This article is part of our special report Mobile World Congress.
SPECIAL REPORT / European Commissioners responsible for digital affairs are jointly appealing to member states to stop resisting efforts to end surcharges for mobile roaming and spectrum harmonisation.
“It does concern me that we may end up with a lack of provisions for spectrum and not enough ambition on roaming and net neutrality,” Vice-President for the Digital Single Market Andrus Ansip yesterday (2 March) told delegates at Barcelona’s Mobile World Congress (see background).
Ansip’s comments will be reflected in a speech today by Günther Oettinger, the Commissioner for Digital Economy and Society, in a speech laying out the EU’s vision for 5G telecommunications development.
The Estonian politician said a poor result on roaming and spectrum “would not reflect the significance, ambition and urgency that EU heads of state gave to the single European telecoms market in October 2013”.

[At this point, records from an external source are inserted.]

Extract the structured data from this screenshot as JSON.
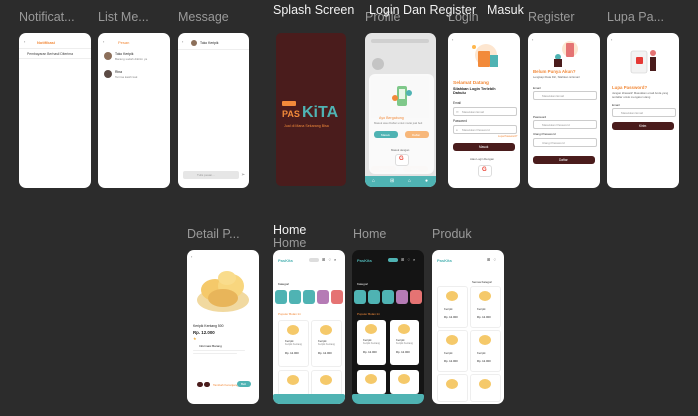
{
  "frame_labels": {
    "notifikasi": "Notificat...",
    "list_message": "List Me...",
    "message": "Message",
    "splash": "Splash Screen",
    "profile": "Profile",
    "login_register": "Login Dan Register",
    "login": "Login",
    "register": "Register",
    "lupa_password": "Lupa Pa...",
    "detail_produk": "Detail P...",
    "home_a_title": "Home",
    "home_a_sub": "Home",
    "home_b": "Home",
    "produk": "Produk"
  },
  "splash": {
    "brand": "PasKita",
    "tagline": "Jual di Mana Sekarang Bisa"
  },
  "notifikasi": {
    "title": "Notifikasi",
    "item": "Pembayaran Berhasil Diterima"
  },
  "list_message": {
    "title": "Pesan",
    "items": [
      {
        "name": "Toko Keripik",
        "text": "Barang sudah dikirim ya"
      },
      {
        "name": "Rina",
        "text": "Terima kasih kak"
      }
    ]
  },
  "message": {
    "name": "Toko Keripik",
    "placeholder": "Tulis pesan..."
  },
  "profile": {
    "buttons": [
      "Masuk",
      "Daftar"
    ]
  },
  "login_register": {
    "headline": "Ayo Bergabung",
    "subtext": "Masuk atau Daftar untuk mulai jual beli",
    "login_btn": "Masuk",
    "register_btn": "Daftar",
    "alt_login": "Masuk dengan"
  },
  "login": {
    "welcome": "Selamat Datang",
    "heading": "Silahkan Login Terlebih Dahulu",
    "email_label": "Email",
    "email_placeholder": "Masukkan Email",
    "password_label": "Password",
    "password_placeholder": "Masukkan Password",
    "forgot": "Lupa Password?",
    "button": "Masuk",
    "alt": "Atau Login Dengan"
  },
  "register": {
    "title": "Belum Punya Akun?",
    "subtitle": "Lengkapi Data Diri, Silahkan isi Email",
    "email_label": "Email",
    "email_placeholder": "Masukkan Email",
    "password_label": "Password",
    "password_placeholder": "Masukkan Password",
    "confirm_label": "Ulangi Password",
    "confirm_placeholder": "Ulangi Password",
    "button": "Daftar"
  },
  "lupa_password": {
    "title": "Lupa Password?",
    "subtitle": "Jangan khawatir! Masukkan email Anda yang terdaftar untuk mengatur ulang",
    "email_label": "Email",
    "email_placeholder": "Masukkan Email",
    "button": "Kirim"
  },
  "detail": {
    "name": "Keripik Kentang 500",
    "price": "Rp. 12.000",
    "store": "Informasi Barang",
    "buy": "Beli",
    "cart": "Tambah Keranjang"
  },
  "home": {
    "brand": "PasKita",
    "kategori": "Kategori",
    "categories": [
      "Makanan",
      "Minuman",
      "Pakaian",
      "Kosmetik",
      "Lainnya"
    ],
    "section": "Populer Bulan Ini",
    "product_name": "Keripik",
    "product_sub": "Keripik Kentang",
    "product_price": "Rp. 12.000"
  },
  "produk": {
    "filter": "Semua Kategori",
    "product_name": "Keripik",
    "product_price": "Rp. 12.000"
  },
  "colors": {
    "canvas": "#2c2c2c",
    "maroon": "#4a1c1c",
    "teal": "#4fb3b3",
    "orange": "#f28a3a",
    "pink": "#e57373",
    "dark": "#141414"
  }
}
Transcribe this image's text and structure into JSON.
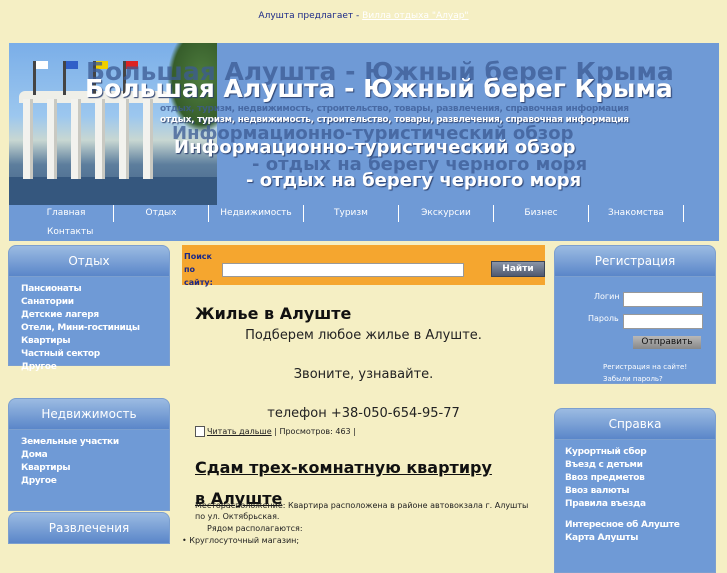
{
  "top_bar": {
    "prefix": "Алушта предлагает - ",
    "link": "Вилла отдыха \"Алуар\""
  },
  "banner": {
    "title": "Большая Алушта - Южный берег Крыма",
    "subtitle": "отдых, туризм, недвижимость, строительство, товары, развлечения, справочная информация",
    "line1": "Информационно-туристический обзор",
    "line2": "- отдых на берегу черного моря"
  },
  "menu": [
    "Главная",
    "Отдых",
    "Недвижимость",
    "Туризм",
    "Экскурсии",
    "Бизнес",
    "Знакомства",
    "Контакты"
  ],
  "left_sidebar": [
    {
      "title": "Отдых",
      "items": [
        "Пансионаты",
        "Санатории",
        "Детские лагеря",
        "Отели, Мини-гостиницы",
        "Квартиры",
        "Частный сектор",
        "Другое"
      ]
    },
    {
      "title": "Недвижимость",
      "items": [
        "Земельные участки",
        "Дома",
        "Квартиры",
        "Другое"
      ]
    },
    {
      "title": "Развлечения",
      "items": []
    }
  ],
  "search": {
    "label": "Поиск по сайту:",
    "button": "Найти",
    "value": ""
  },
  "article1": {
    "title": "Жилье в Алуште",
    "p1": "Подберем любое жилье в Алуште.",
    "p2": "Звоните, узнавайте.",
    "p3": "телефон +38-050-654-95-77",
    "read_more": "Читать дальше",
    "views": " | Просмотров: 463 |"
  },
  "article2": {
    "title": "Сдам трех-комнатную квартиру в Алуште",
    "location": "Месторасположение: Квартира расположена в районе автовокзала г. Алушты по ул. Октябрьская.",
    "nearby": "Рядом располагаются:",
    "bullet1": "Круглосуточный магазин;"
  },
  "registration": {
    "title": "Регистрация",
    "login_label": "Логин",
    "password_label": "Пароль",
    "send": "Отправить",
    "register_link": "Регистрация на сайте!",
    "forgot_link": "Забыли пароль?"
  },
  "reference": {
    "title": "Справка",
    "items": [
      "Курортный сбор",
      "Въезд с детьми",
      "Ввоз предметов",
      "Ввоз валюты",
      "Правила въезда"
    ],
    "items2": [
      "Интересное об Алуште",
      "Карта Алушты"
    ]
  },
  "colors": {
    "background": "#f5efc4",
    "primary_blue": "#6f9ad6",
    "search_orange": "#f5a62f"
  }
}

The European Parliament voted last year to end roaming fees within the EU by the end of 2015, but the legislation still needs approval by member states in the EU Council.
Member states are squabbling, because their relative charging rates vary greatly.
For example, eastern European countries with cheaper charges for local calls fear operators will increase prices for such domestic calls unless these operators see a corresponding reduction in the tariffs they pay other operators when their customers travel abroad.
The timing is sensitive, because member states are finalising their positions before commencing trilogues with the European Parliament next week.
On spectrum, Ansip said “the more that this natural resource is divided, the less efficient it is, that is the situation we have today”.
Coordination of European spectrum is vital for the future Telecom Single Market, Ansip said, and also for the development of 5G mobile communications.
Ansip is set to resent a landmark European Digital Single Market strategy in May.
“We cannot make much progress in building the Digital Single Market without progress on telecoms, and making sure that high-quality connectivity becomes more widely available in all corners of Europe,” Ansip told delegates.
Meanwhile, Ansip’s concerns are set to be reflected in a speech by Günther Oettinger setting out the EU’s vision for 5G technology, set to dominate the hyper-connected world.
“There can be no successful 5G deployment in Europe without enhanced coordination of spectrum assignments between Member States,” Oettinger will warn.
“We must build together a European approach in the international spectrum debates with other global actors,” he will tell a keynote session on ‘The Path to 5G’ in Barcelona.
The speeches by two commissioners represent part of a show of force by the EU executive at the Barcelona showcase technology conference, expected to see 90,000 visitors this year, and is the first time that the Commission has exhibited formally at the site.